Snug in my 20th floor apartment far away from the wet, I pondered only one question – what exactly is the difference between a typhoon and a hurricane? Apparently, a typhoon is the name of a large storm that occurs in the western Pacific, while a hurricane is the same thing, but occurs int he eastern Pacific and the Atlantic.
In either case, I think I prefer my storms to have cool names rather than ridiculous people names. Like Earl.
Last week we had friends over for dinner, a nice mix of fellow expats and local Chinese friends. As usual for a dinner event, everyone brought dessert. No complaints from me; I love dessert.

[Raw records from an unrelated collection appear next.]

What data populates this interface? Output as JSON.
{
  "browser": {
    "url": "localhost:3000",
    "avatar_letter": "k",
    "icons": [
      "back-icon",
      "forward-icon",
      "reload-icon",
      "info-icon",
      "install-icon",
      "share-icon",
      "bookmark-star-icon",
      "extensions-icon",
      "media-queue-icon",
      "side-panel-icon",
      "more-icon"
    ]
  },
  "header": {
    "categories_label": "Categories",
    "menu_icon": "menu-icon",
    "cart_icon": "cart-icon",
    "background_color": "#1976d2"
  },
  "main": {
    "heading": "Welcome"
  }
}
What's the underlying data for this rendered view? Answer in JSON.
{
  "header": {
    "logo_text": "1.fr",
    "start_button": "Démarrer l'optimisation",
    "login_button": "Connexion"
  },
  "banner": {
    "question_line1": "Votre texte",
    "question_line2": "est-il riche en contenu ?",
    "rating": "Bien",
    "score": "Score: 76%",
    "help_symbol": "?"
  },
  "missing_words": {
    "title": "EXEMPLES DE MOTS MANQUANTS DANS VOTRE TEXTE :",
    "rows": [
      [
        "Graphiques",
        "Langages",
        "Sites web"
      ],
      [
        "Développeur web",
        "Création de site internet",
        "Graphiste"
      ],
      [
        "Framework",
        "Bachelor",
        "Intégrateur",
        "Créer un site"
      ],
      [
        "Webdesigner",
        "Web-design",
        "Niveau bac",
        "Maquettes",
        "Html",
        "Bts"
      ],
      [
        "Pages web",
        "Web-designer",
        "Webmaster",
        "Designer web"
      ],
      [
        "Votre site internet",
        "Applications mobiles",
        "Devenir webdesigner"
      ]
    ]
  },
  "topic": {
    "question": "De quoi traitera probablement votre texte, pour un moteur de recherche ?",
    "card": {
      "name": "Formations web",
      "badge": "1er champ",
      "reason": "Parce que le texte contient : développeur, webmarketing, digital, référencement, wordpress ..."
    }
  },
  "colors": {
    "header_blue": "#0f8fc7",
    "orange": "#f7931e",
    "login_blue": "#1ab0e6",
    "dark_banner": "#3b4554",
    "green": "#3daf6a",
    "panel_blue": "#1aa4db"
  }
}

We had homemade cookies, green tea and strawberry ice cream, brownies and doughnuts (doughnuts being a dessert food in Asia as opposed to breakfast).
The box of doughnuts, brought by Kate, our landlord’s daughter, contained a mix of different flavors, including some classic favorites like chocolate, coffee, strawberry, etc. As Kate was helpfully identifying each for us, she pointed to one and said it was a meat flavored doughnut. Hmm. We all selected other types, leaving a few odd stragglers behind.
Later that evening, once most of the guest had left, we were hanging out with a few close friends and decided someone needed to try this meat doughnut. Leave it to Biju to the the first. After carefully observing his face as he took the first bite, the rest of us decided we simply had to experience a meat donut for ourselves.
The first few seconds after you take a bite are sweet and doughnutty, and you immediately think, this isn’t so bad. Wait 5 seconds. It hits you, a strange fishy, salty meat flavor. If you’re lucky enough to get a bite with a dark brown flake on it, you get taste a strong flavor of beef bullion as you take in the doughnut texture. You keep chewing. It’s quickly getting gross. Doughnuts really shouldn’t taste like this. Nothing should taste like this.
So, if you’re ever in China, be careful what you bite into.